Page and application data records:
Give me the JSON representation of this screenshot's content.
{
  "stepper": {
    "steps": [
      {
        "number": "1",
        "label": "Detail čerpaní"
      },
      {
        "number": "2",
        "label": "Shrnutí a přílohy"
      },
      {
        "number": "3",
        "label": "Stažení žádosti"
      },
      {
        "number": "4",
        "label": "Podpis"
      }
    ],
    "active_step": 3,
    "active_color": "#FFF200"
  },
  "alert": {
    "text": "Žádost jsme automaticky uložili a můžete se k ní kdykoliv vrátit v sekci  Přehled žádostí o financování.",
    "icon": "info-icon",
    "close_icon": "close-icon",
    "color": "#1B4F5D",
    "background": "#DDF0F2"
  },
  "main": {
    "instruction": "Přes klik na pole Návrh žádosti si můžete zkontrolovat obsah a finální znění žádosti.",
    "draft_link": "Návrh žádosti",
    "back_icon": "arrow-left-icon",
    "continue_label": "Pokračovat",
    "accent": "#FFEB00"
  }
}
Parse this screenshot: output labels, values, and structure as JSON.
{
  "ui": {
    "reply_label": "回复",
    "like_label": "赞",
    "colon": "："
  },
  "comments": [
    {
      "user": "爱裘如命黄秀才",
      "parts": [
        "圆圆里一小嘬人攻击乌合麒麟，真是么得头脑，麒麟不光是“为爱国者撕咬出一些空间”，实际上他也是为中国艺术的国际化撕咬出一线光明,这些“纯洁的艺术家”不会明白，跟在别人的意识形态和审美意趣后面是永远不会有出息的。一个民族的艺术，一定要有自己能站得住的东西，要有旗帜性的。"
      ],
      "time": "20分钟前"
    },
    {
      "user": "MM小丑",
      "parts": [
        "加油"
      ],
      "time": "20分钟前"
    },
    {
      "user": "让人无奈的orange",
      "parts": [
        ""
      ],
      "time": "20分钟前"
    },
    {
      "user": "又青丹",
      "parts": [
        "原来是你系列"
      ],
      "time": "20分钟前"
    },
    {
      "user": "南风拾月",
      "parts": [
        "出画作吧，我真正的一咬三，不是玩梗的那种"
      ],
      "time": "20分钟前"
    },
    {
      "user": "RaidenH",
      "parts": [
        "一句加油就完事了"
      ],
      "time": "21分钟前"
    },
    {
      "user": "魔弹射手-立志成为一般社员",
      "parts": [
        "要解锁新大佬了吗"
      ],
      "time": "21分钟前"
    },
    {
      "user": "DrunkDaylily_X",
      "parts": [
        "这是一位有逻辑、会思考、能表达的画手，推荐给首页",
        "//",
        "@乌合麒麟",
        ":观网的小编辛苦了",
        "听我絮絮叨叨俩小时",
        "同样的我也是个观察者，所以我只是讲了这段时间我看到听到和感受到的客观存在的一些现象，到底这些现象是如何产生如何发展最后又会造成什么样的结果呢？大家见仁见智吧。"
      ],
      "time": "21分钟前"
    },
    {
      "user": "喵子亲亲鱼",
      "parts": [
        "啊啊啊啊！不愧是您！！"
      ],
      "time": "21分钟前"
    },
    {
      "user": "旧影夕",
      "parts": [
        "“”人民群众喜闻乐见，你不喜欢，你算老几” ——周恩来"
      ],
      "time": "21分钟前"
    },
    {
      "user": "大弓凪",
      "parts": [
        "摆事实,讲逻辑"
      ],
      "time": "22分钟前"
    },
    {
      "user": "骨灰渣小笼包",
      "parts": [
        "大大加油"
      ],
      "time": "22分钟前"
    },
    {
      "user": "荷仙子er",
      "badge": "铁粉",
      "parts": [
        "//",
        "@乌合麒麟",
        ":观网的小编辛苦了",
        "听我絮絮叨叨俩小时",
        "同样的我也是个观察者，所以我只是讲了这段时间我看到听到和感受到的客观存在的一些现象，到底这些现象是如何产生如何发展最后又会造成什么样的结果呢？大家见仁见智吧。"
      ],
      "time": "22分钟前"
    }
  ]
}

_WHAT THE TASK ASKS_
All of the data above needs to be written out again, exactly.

_SOLVED EXERCISE_
Give me the JSON representation of this screenshot's content.
{
  "stepper": {
    "steps": [
      {
        "number": "1",
        "label": "Detail čerpaní"
      },
      {
        "number": "2",
        "label": "Shrnutí a přílohy"
      },
      {
        "number": "3",
        "label": "Stažení žádosti"
      },
      {
        "number": "4",
        "label": "Podpis"
      }
    ],
    "active_step": 3,
    "active_color": "#FFF200"
  },
  "alert": {
    "text": "Žádost jsme automaticky uložili a můžete se k ní kdykoliv vrátit v sekci  Přehled žádostí o financování.",
    "icon": "info-icon",
    "close_icon": "close-icon",
    "color": "#1B4F5D",
    "background": "#DDF0F2"
  },
  "main": {
    "instruction": "Přes klik na pole Návrh žádosti si můžete zkontrolovat obsah a finální znění žádosti.",
    "draft_link": "Návrh žádosti",
    "back_icon": "arrow-left-icon",
    "continue_label": "Pokračovat",
    "accent": "#FFEB00"
  }
}
Parse this screenshot: output labels, values, and structure as JSON.
{
  "ui": {
    "reply_label": "回复",
    "like_label": "赞",
    "colon": "："
  },
  "comments": [
    {
      "user": "爱裘如命黄秀才",
      "parts": [
        "圆圆里一小嘬人攻击乌合麒麟，真是么得头脑，麒麟不光是“为爱国者撕咬出一些空间”，实际上他也是为中国艺术的国际化撕咬出一线光明,这些“纯洁的艺术家”不会明白，跟在别人的意识形态和审美意趣后面是永远不会有出息的。一个民族的艺术，一定要有自己能站得住的东西，要有旗帜性的。"
      ],
      "time": "20分钟前"
    },
    {
      "user": "MM小丑",
      "parts": [
        "加油"
      ],
      "time": "20分钟前"
    },
    {
      "user": "让人无奈的orange",
      "parts": [
        ""
      ],
      "time": "20分钟前"
    },
    {
      "user": "又青丹",
      "parts": [
        "原来是你系列"
      ],
      "time": "20分钟前"
    },
    {
      "user": "南风拾月",
      "parts": [
        "出画作吧，我真正的一咬三，不是玩梗的那种"
      ],
      "time": "20分钟前"
    },
    {
      "user": "RaidenH",
      "parts": [
        "一句加油就完事了"
      ],
      "time": "21分钟前"
    },
    {
      "user": "魔弹射手-立志成为一般社员",
      "parts": [
        "要解锁新大佬了吗"
      ],
      "time": "21分钟前"
    },
    {
      "user": "DrunkDaylily_X",
      "parts": [
        "这是一位有逻辑、会思考、能表达的画手，推荐给首页",
        "//",
        "@乌合麒麟",
        ":观网的小编辛苦了",
        "听我絮絮叨叨俩小时",
        "同样的我也是个观察者，所以我只是讲了这段时间我看到听到和感受到的客观存在的一些现象，到底这些现象是如何产生如何发展最后又会造成什么样的结果呢？大家见仁见智吧。"
      ],
      "time": "21分钟前"
    },
    {
      "user": "喵子亲亲鱼",
      "parts": [
        "啊啊啊啊！不愧是您！！"
      ],
      "time": "21分钟前"
    },
    {
      "user": "旧影夕",
      "parts": [
        "“”人民群众喜闻乐见，你不喜欢，你算老几” ——周恩来"
      ],
      "time": "21分钟前"
    },
    {
      "user": "大弓凪",
      "parts": [
        "摆事实,讲逻辑"
      ],
      "time": "22分钟前"
    },
    {
      "user": "骨灰渣小笼包",
      "parts": [
        "大大加油"
      ],
      "time": "22分钟前"
    },
    {
      "user": "荷仙子er",
      "badge": "铁粉",
      "parts": [
        "//",
        "@乌合麒麟",
        ":观网的小编辛苦了",
        "听我絮絮叨叨俩小时",
        "同样的我也是个观察者，所以我只是讲了这段时间我看到听到和感受到的客观存在的一些现象，到底这些现象是如何产生如何发展最后又会造成什么样的结果呢？大家见仁见智吧。"
      ],
      "time": "22分钟前"
    }
  ]
}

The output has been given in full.